Master weaver Teri Rofkar creates a Tlingit ceremonial robe.
Too impatient to learn Tlingit weaving as a child, Teri Rofkar stepped up many years later to help preserve the culture she’d inherited. Now a master weaver, Rofkar spent some 2,000 hours creating a Raven’s Tail robe to honor the centennial of Sitka National Historical Park. (907) 747-0110, nps.gov/sitk/100-year-anniversary.htm.
Q What is a Raven’s Tail robe?
A It’s a traditional robe of my people, the Tlingit nation. It features characteristic geometric patterns that also decorate Tlingit spruce root baskets.
Q Does the robe have meaning?
A The arrowhead pattern symbolizes the National Park Service. The tassels resemble bull kelp on the beach here. And the robe incorporates a pattern from a robe worn by Chief K’alyaan, who led a Tlingit clan against the Russians in 1804. The site of the battle—then a Tlingit fort—is here in the park.
Q Does his robe still exist?
A No, but I was able to look at a Russian drawing of it in 2007, when a collection of artifacts visited Anchorage.
Q What happens to your robe now?
A People can see it at the park’s visitor center. Over the summer it will also be used in ceremonies and other events.
Q Do you have a guiding spirit?
A My ancestors—my grandmother, my great-grandmother—going back more than 5,000 years. They created weavings just like this. Not long ago my granddaughter, who’s 4, gathered up a handful of moss. “It’s for the weaving,” she said.
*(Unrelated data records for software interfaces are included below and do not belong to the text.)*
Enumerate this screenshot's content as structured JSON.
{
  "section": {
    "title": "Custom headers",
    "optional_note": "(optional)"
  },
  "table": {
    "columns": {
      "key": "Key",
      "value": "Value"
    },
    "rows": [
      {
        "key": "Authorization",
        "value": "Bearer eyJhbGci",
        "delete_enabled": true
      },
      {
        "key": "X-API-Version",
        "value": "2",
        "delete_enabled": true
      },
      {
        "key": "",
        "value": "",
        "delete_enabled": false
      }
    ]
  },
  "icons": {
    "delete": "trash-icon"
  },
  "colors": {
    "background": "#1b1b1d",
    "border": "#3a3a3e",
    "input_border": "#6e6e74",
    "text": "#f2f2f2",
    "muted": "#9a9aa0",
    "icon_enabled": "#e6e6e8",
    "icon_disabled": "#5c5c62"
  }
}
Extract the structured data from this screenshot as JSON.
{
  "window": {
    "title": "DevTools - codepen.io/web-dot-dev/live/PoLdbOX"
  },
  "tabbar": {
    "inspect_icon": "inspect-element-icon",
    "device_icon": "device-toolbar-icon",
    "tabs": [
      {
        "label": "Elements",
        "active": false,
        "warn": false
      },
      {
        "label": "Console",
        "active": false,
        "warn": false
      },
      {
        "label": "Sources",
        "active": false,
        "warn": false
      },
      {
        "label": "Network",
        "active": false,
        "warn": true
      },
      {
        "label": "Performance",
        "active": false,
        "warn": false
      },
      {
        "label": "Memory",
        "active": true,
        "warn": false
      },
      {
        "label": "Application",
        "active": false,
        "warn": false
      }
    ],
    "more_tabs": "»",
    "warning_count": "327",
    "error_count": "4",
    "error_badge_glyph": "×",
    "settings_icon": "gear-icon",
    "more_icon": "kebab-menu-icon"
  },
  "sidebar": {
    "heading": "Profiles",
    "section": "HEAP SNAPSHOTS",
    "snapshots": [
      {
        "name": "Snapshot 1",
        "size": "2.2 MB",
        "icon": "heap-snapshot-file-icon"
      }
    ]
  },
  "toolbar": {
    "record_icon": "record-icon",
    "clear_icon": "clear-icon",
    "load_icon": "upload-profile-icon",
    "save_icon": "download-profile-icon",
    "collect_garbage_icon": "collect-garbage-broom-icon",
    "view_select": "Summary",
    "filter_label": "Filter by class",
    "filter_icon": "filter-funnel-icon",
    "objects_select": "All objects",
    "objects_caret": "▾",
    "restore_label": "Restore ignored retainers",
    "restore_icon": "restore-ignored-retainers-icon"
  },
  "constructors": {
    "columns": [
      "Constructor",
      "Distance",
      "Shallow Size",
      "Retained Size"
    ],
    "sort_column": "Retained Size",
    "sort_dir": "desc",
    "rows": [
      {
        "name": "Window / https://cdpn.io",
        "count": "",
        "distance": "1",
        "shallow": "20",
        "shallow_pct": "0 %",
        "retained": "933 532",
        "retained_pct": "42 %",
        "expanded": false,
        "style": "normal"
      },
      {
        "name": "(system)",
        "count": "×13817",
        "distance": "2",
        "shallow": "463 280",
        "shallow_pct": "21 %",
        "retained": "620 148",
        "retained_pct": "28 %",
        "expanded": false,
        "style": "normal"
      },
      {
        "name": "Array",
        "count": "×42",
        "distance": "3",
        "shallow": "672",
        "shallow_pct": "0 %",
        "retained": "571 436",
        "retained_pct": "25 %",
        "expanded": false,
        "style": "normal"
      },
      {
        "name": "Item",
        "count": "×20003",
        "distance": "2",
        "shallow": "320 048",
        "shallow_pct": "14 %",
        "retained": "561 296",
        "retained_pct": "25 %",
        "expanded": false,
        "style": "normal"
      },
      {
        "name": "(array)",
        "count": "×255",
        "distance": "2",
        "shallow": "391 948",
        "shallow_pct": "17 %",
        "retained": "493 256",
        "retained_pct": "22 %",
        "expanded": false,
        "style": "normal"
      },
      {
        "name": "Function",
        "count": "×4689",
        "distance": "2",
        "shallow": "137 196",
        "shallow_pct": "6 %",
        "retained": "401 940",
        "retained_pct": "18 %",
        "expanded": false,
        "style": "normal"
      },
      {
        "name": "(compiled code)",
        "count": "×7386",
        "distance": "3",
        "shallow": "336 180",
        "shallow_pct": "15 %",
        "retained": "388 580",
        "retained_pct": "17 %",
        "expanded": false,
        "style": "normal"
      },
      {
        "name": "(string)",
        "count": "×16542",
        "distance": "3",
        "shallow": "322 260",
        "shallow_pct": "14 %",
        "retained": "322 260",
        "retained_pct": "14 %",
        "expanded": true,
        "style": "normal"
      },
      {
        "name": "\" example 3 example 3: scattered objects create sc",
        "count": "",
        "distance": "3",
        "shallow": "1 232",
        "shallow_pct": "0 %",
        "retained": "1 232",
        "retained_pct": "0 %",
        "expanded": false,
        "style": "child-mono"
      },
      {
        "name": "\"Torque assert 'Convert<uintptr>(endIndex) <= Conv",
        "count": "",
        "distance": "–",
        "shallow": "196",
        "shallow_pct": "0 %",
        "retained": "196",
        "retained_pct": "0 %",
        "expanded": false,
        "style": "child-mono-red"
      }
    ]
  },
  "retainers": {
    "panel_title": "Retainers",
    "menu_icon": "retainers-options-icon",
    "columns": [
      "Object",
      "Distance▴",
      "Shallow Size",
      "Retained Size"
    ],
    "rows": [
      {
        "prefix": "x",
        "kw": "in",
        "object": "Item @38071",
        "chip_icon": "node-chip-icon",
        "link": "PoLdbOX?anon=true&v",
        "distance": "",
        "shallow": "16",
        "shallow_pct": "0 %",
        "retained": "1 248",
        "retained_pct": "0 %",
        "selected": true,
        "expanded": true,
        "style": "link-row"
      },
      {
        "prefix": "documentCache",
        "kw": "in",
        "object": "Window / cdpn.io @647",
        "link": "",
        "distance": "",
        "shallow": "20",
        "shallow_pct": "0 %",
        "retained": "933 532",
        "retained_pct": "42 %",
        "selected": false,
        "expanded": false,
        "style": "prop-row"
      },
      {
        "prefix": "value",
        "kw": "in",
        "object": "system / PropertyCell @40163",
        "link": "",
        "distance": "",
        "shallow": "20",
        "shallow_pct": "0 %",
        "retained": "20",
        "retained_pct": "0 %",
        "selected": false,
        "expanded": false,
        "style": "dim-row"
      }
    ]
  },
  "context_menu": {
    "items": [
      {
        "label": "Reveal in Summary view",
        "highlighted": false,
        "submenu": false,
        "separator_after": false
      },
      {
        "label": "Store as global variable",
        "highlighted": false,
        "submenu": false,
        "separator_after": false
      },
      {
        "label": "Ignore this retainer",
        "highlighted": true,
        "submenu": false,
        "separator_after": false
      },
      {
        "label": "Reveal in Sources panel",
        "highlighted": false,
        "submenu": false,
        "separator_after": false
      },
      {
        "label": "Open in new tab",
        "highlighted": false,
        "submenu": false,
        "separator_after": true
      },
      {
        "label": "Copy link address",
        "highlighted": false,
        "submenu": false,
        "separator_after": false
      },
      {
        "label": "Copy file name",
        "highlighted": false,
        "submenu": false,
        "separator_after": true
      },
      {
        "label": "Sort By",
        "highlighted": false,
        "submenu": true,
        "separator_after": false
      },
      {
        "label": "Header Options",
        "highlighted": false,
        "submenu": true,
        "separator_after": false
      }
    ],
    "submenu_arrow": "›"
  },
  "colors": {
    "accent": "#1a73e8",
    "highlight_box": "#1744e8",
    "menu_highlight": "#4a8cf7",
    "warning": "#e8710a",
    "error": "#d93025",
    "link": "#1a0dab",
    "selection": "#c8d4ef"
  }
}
Maybe she’ll be the one who carries on the tradition.
Photography by Tane Skultka
This article was first published in July 2010. Some facts may have aged gracelessly. Please call ahead to verify information.